Last month, a Travis County district judge ruled the state’s education finance system is unconstitutional.
Judge John Diez ruled the system doesn’t give schools enough money to meet state-approved standards, and that it puts too much of a burden on local taxpayers.
Fort Davis ISD is one of hundreds of other districts across the state trying to tackle budget shortfalls as that case makes its way through the courts. The state legislature cut more than $5 billion in funding in 2011.
“In 2008 the state’s contribution to our budget was 68% – the state contribution to our budget last year was 28%,” says Superintendent Graydon Hicks. “That’s a problem.”
Meanwhile, the district has cut $3 million in spending over the last six years.
“We simply cannot keep up cutting spending fast enough to follow the cuts in funding,” he says.
Still, they’ve had to try.
The district doesn’t get a lot of money from enrollment – it only has about 200 students. So, they’ve frozen salaries and removed some staff positions. They also cut spending on extracurriculars, even getting rid of meals for student athletes when they travel.
The district also cut its track, tennis and golf programs among others, but the decision to get rid of the band has perhaps drawn the most attention.
“Honestly, I cried,” says 17-year-old Tierney Foster. She’s one of a just a handful of students keeping the band alive, even though they’re not getting class credit.
They practice four days a week for two hours, led by Volunteer Band Director Mike Hill, just for the love of it.
“Band is one of the few things I’m good at it,” says Foster, “and when they got rid of it, it was like a piece of my life was being thrown away.”
School Board President Steve Merrill says that kind of impact on the students prompted the district’s push for a 13 cent tax increase.
“Knowing that sacrifices had already been made by the students, it was time for us to go ahead and make those sacrifices as well,” he says.
Opponents say it’s actually the district that should’ve made more sacrifices, not the taxpayers.
Republican County Chairman Harold Pattillo rallied against the increase. He says the district’s focusing on the kids to distract people from cuts that could’ve been made elsewhere.
“It makes it seem like they had their backs to the wall and had no other alternatives,” he says, “which of course they do.”
Pattillo says he wouldn’t have cut band or art or any other programs. He’d instead look for savings in teachers’ benefits.
He describes the loss of the band as a “good psychological move” on the part of the board.
“It mad a lot of the people that are just barely familiar with what’s going on sympathetic to the school board, and to the kids and the teachers,” he says.
Superintendent Hicks says he couldn’t afford to risk losing any more teachers.
He says if the board started messing with healthcare – pretty much the only benefit teachers have – teachers wary about staying in this already-struggling district might decide it’s just not worth it anymore.
While all this political and fiscal wrangling over the district’s future has been going on, the students themselves say they’ve felt powerless to decide how it all turns out. After all, most of them can’t vote.
We asked 15-year-old Oscar Nuñez, also in the band, if the board ever asks the students what they think about all this.
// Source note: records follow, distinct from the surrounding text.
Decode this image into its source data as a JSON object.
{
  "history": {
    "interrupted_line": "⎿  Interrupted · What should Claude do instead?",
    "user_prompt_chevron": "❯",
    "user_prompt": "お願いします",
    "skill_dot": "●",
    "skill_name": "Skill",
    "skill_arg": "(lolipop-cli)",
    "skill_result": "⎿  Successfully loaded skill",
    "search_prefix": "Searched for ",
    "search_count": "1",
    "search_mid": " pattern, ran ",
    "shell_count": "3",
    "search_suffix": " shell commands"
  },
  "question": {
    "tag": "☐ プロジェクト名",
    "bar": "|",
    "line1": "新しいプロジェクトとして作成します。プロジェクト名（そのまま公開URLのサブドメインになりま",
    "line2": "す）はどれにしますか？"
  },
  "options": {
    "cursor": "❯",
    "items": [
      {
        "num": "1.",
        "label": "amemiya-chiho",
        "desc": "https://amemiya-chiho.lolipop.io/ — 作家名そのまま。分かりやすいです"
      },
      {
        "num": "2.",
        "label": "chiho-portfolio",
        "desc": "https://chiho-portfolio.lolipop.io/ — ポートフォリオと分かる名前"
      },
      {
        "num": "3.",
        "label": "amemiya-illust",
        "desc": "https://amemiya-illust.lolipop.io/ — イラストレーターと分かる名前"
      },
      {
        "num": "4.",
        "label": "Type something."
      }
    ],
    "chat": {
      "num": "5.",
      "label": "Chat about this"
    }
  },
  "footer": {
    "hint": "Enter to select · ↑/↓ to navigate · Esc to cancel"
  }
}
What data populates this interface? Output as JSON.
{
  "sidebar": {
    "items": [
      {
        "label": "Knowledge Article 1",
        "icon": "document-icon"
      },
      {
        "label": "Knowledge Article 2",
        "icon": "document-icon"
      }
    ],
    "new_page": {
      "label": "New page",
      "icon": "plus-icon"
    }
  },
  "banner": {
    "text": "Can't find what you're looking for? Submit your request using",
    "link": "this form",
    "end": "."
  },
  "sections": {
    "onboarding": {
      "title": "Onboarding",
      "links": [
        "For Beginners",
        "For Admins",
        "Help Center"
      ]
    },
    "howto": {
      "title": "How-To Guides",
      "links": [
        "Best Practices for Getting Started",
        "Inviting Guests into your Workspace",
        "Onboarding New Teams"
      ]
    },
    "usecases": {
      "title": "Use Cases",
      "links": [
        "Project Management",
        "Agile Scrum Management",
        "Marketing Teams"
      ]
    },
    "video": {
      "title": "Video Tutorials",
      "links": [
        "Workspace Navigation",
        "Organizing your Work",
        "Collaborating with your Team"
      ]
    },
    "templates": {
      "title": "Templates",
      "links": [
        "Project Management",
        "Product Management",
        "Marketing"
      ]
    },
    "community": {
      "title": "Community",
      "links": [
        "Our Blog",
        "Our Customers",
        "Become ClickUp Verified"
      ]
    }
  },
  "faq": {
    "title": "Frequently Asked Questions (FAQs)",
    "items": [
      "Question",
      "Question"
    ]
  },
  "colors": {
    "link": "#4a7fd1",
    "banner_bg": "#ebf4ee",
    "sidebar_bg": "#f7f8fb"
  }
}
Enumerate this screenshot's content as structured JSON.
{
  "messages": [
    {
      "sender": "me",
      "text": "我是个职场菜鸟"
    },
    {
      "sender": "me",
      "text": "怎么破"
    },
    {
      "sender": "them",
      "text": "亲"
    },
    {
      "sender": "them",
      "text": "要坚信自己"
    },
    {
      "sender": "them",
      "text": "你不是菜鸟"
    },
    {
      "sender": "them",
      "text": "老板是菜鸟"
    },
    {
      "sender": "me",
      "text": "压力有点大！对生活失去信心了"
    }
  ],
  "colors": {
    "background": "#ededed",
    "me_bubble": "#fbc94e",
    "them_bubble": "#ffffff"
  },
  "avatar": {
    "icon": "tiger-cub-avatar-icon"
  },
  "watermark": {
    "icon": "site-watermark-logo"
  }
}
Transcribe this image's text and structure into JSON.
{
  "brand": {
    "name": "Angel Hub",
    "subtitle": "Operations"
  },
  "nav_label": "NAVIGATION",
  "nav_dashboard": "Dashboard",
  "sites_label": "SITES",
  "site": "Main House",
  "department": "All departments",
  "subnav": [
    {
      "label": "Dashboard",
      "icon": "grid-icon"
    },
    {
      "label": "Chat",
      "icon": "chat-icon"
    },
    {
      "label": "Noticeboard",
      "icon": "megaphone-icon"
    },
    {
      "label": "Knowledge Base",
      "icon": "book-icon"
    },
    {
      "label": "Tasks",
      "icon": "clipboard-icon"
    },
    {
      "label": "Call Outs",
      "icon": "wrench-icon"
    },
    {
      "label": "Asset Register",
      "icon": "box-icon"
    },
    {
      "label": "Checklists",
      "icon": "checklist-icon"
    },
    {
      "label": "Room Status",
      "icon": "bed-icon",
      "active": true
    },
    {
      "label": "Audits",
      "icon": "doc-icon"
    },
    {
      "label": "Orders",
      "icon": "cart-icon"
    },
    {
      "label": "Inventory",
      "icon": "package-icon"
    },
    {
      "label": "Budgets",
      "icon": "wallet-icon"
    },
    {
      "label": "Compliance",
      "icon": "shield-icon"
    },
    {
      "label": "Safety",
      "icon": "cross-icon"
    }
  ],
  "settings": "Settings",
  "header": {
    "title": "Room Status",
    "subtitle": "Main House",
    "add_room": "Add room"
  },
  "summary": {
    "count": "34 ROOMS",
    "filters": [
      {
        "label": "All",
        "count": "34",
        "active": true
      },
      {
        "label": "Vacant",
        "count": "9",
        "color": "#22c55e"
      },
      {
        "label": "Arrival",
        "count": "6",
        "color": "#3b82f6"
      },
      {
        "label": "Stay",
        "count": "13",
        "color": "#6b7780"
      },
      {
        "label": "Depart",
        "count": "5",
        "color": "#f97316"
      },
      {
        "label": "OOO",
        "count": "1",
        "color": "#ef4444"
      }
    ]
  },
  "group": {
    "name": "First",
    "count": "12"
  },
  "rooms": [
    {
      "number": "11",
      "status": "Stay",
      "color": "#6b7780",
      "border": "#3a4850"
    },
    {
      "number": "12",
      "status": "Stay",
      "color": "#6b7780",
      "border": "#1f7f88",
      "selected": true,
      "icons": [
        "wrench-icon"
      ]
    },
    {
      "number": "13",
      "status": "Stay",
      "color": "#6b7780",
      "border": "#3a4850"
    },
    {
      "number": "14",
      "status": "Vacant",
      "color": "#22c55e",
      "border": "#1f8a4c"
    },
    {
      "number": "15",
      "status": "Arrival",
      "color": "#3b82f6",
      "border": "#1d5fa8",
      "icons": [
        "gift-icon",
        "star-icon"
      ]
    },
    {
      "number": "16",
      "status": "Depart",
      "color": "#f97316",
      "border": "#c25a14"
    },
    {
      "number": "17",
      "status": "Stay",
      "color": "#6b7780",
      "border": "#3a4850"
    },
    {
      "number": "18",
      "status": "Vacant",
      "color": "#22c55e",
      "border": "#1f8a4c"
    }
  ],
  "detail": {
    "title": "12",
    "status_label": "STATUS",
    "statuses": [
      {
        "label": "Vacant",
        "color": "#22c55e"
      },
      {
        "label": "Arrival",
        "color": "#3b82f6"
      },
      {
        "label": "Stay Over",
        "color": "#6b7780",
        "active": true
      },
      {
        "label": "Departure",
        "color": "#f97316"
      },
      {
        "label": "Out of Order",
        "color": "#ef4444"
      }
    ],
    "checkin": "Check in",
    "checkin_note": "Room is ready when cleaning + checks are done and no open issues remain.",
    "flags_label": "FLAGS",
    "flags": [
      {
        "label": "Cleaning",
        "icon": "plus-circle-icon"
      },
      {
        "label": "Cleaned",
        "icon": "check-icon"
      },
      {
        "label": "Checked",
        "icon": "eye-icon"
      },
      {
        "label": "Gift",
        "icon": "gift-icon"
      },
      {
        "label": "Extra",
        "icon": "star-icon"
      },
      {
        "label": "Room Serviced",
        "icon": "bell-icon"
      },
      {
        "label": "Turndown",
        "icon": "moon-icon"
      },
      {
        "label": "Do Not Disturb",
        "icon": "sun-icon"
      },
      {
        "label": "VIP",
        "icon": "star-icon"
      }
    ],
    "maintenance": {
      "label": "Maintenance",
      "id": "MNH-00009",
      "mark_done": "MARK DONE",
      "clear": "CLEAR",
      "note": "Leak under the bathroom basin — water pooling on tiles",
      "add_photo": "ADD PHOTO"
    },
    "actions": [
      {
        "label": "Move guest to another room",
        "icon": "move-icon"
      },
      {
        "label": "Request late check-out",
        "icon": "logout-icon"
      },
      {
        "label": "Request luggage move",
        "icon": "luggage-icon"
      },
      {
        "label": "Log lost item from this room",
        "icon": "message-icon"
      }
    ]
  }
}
“They say that they do to the press and everything, but they don’t,” he says. “They hear our opinions, but they don’t think they’re valid enough to consider.”
Foster says students have tried to convince the board to keep the band, but it didn’t work.
“We tried multiple, multiple times to speak up for band, but we weren’t taken into consideration,” she says.
The district does have a balanced budget now, thanks to the new tax, and the hope is they can bring back all the cut programs someday down the road, though there’s no telling when that might happen.
Steve Merrill insists the new tax is in the students’ best interest.
Hovering over the tax debate, there’s a general sense of frustration here and across state that lawmakers are dragging their feet.
“If nothing changes on school finance, the next three years are going to be as difficult as this year if not more so,” Hicks says.
Pattillo says he asked a former Fort Davis superintendent if there was any hope the legislature or the courts could fix the system. Her answer: no.
For now though, the fate of school funding is waiting in the courts. Attorney General Greg Abbott’s office has said it will appeal the ruling against the funding system.
Meanwhile, students in Fort Davis are keeping the band marching at games, and trying to stay positive.
“It is important, not just to me, but I know to future generations it’ll also be important,” says Foster. “We need to get this stuff back up on its feet as soon as possible.”